MathOverflow is a question and answer site for professional mathematicians. It's 100% free, no registration required.

Sign up
Here's how it works:
  1. Anybody can ask a question
  2. Anybody can answer
  3. The best answers are voted up and rise to the top

Let $H$ be an infinite dimensional separable complex Hilbert space. Denote by $\mathcal{B}(H)$ the C*-algebra of bounded operators on $H$, $\mathcal{K}(H)$ the ideal of compact operators on $H$, and $\mathcal{C}(H)=\mathcal{B}(H)/\mathcal{K}(H)$ the Calkin algebra. The collection of projections $\mathcal{P}(\mathcal{C}(H))$, i.e., self-adjoint idempotents, in $\mathcal{C}(H)$ form a partially ordered set in the usual way, namely $p\leq q$ if and only if $pq=p$.

It is my understanding that $(\mathcal{P}(\mathcal{C}(H)),\leq)$ does not form a lattice, i.e., meets and joins need not exist in general. (This would mean that the Calkin algebra is another example for C*-algebras with bizzarre structure of projections.)

This fact is mentioned in Hadwin's paper "Maximal Nests in the Calkin Algebra" (PAMS, 1998), and there is a sketch of a proof (credited to Weaver) in Farah's notes "Set theory and operator algebras" from the Appalachian Set Theory Workshop, however I've never quite understood this proof.

Would someone be able to explain/sketch this result?

share|cite|improve this question
up vote 7 down vote accepted

Maybe it's clearer in our original email correspondence!

From me to Ilijas, 12/31/06:

The poset of projections in any von Neumann algebra is a lattice. Is this true of C(H)? The answer seems to be no. I can give a pair of projections that looks like a counterexample, though proving this might take some work.

From Ilijas to me, 1/4/07:

Right, I can see this now. There is an example that is not too bad.

Enumerate a basis of H as e(i,j,k), i and j in omega and k in {0,1}. Let P be the projection to the closed span of all e(i,j,0). To define Q, let f(i,j) be a linear combination of e(i,j,0) and e(i,j,1) such that ||f(i,j)-e(i,j,0)||=2^{-i}. Let Q be the projection to the span of all f(i,j). Now with pi the quotient map into the Calkin algebra C(H), I claim that pi(P)/\pi(Q) does not exist in C(H). Proof: Fix a projection R' which is below both pi(P) and pi(Q). We can find R below P in the lattice of projections of B(H) such that pi(R)=R'. For each i, there is n(i) such that for all j>=n(i) the distance between e(i,j,0) and R is at least 1/2. Let S be the projection to the span of e(i,n(i),0). Then pi(R/S) is below both pi(P) and pi(Q), but it is strictly above pi(R).
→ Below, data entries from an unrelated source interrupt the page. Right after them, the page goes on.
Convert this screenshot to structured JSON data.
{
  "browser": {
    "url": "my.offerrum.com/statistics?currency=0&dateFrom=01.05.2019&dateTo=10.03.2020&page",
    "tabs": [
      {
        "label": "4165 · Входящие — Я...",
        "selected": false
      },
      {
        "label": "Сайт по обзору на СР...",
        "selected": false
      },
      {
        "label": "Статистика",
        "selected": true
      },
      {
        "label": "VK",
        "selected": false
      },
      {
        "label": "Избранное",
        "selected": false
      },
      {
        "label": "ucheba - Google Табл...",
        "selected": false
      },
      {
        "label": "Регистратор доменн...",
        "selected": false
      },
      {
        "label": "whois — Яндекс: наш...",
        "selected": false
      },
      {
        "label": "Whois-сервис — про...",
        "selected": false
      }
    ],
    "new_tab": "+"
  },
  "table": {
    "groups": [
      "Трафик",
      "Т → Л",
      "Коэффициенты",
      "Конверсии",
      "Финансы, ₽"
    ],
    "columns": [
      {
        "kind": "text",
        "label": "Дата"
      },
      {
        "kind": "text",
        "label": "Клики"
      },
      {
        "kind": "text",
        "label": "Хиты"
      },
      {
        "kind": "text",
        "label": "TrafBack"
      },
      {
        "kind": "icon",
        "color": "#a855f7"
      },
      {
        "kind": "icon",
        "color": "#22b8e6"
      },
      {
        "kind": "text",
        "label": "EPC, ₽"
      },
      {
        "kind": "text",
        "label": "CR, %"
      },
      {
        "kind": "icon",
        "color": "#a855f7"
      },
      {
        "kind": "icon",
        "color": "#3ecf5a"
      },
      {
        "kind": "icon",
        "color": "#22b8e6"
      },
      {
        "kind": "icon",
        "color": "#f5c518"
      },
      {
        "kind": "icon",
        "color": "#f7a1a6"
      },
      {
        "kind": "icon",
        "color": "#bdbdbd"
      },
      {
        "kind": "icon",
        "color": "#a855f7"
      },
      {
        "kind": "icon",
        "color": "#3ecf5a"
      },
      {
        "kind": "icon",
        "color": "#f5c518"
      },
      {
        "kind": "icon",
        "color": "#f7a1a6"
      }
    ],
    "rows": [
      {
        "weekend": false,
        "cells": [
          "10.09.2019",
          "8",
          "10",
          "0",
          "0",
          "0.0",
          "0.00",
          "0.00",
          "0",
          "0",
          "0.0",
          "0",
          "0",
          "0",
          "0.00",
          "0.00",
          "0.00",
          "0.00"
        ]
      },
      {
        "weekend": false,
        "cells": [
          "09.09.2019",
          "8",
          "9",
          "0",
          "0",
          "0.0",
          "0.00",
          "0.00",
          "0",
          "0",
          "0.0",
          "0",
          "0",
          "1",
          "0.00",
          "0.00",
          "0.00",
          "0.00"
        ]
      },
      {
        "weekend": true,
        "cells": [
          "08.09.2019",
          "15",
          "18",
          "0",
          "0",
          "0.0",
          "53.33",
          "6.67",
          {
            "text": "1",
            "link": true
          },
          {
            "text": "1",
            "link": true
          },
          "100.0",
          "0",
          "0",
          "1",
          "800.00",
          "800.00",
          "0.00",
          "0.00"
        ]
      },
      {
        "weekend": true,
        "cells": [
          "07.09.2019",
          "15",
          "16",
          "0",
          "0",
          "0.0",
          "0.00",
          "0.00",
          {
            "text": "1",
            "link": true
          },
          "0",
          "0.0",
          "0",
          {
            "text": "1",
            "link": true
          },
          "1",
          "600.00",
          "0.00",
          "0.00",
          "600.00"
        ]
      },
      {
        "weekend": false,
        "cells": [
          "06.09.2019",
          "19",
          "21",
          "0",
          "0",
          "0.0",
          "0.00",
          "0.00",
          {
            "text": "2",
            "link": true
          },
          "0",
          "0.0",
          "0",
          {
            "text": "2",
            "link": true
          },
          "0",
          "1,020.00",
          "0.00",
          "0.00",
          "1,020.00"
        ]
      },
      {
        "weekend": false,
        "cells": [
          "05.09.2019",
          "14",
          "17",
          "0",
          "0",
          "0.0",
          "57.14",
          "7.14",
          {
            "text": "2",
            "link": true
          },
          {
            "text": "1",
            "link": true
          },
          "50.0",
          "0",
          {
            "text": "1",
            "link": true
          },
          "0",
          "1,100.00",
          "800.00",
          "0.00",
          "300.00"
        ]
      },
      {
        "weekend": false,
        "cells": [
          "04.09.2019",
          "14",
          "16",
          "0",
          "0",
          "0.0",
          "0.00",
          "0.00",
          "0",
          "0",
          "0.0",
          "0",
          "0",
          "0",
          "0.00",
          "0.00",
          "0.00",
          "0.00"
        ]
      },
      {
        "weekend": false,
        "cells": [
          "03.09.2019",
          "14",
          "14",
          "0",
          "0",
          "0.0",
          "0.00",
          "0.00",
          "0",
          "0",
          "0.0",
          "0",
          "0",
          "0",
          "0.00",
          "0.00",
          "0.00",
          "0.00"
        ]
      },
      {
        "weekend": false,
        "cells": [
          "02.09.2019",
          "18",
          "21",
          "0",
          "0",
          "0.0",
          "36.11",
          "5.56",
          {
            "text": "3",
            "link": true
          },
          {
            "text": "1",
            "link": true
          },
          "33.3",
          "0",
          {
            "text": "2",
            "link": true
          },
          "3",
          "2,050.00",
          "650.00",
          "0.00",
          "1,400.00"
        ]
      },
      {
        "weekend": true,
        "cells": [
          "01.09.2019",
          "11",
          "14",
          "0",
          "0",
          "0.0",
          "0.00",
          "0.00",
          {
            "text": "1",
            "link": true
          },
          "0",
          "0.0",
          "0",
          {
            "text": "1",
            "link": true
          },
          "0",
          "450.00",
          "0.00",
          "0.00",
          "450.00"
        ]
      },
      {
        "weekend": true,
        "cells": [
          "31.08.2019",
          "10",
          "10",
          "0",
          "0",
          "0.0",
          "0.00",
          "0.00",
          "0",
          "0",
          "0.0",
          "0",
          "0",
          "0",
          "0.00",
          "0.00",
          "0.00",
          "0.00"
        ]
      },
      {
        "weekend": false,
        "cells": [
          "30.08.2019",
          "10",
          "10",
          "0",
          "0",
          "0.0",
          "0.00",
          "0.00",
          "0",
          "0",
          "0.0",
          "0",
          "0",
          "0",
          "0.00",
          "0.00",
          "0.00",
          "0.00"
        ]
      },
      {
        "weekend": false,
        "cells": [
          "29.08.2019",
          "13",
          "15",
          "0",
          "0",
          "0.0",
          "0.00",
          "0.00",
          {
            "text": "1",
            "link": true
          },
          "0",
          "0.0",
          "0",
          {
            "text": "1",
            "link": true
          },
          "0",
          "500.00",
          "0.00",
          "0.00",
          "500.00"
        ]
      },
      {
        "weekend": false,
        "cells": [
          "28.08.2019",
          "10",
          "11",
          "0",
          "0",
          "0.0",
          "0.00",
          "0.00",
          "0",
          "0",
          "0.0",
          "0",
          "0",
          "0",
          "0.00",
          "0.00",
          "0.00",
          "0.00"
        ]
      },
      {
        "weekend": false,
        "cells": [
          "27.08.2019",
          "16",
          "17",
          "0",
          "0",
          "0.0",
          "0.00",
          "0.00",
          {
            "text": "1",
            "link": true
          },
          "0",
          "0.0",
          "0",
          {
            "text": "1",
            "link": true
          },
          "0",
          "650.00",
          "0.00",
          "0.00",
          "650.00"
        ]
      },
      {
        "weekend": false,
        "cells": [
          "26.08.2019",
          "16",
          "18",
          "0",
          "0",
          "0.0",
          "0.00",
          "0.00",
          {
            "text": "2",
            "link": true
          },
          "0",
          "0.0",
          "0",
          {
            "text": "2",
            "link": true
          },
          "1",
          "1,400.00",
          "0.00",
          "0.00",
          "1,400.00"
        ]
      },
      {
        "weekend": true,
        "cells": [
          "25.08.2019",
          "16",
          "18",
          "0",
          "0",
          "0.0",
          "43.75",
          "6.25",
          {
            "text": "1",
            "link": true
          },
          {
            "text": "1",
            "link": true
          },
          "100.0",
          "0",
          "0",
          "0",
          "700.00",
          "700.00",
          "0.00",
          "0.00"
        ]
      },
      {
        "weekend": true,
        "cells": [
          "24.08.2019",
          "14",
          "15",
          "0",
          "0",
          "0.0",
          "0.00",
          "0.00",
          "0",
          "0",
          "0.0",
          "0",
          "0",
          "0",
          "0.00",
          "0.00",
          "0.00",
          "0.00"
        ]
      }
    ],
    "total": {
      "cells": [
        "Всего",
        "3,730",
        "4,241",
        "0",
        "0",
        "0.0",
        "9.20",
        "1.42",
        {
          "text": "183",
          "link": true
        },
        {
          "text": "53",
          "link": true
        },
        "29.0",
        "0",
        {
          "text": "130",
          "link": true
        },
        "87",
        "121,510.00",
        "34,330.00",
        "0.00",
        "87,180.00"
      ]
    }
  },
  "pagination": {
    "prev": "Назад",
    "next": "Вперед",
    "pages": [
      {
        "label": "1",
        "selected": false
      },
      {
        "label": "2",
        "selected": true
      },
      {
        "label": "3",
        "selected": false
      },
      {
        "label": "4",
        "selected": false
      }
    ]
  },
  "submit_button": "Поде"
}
Is that easier to follow?

No doubt this is also the proof that Don had in mind. (And it's also more or less what I was thinking, but this proof is Ilijas's, not mine. So I certainly don't deserve the credit here.)

share|cite|improve this answer
Nik, this does seems a bit clearer. Two questions: What is allowing us to find the n(i) as claimed? And what is meant by R/S? – Iian Smythe Jun 17 '14 at 21:14
To say that pi(R) lies below pi(Q) is to say that R is essentially contained in Q: for every $\epsilon > 0$, every unit vector in some cofinite-dimensional subspace of R has distance at most $\epsilon$ to Q. If, for some i, there were infinitely many j satisfying d(e(i,j,0), R) < 1/2, then R could not be essentially contained in Q. – Nik Weaver Jun 17 '14 at 21:31
R/S is a typo, it should be R\/S (R join S). – Nik Weaver Jun 17 '14 at 21:32
When defining f(i,j), should ||f(i,j)-e(i,j,0)|| read ||f(i,j)-e(i,j,1)||? – Aaron Tikuisis Jun 21 '14 at 13:56
@Aaron: I don't think so ... if you defined it that way then pi(P)/\pi(Q) would be 0. – Nik Weaver Jun 21 '14 at 16:40

Your Answer


By posting your answer, you agree to the privacy policy and terms of service.

Not the answer you're looking for? Browse other questions tagged or ask your own question.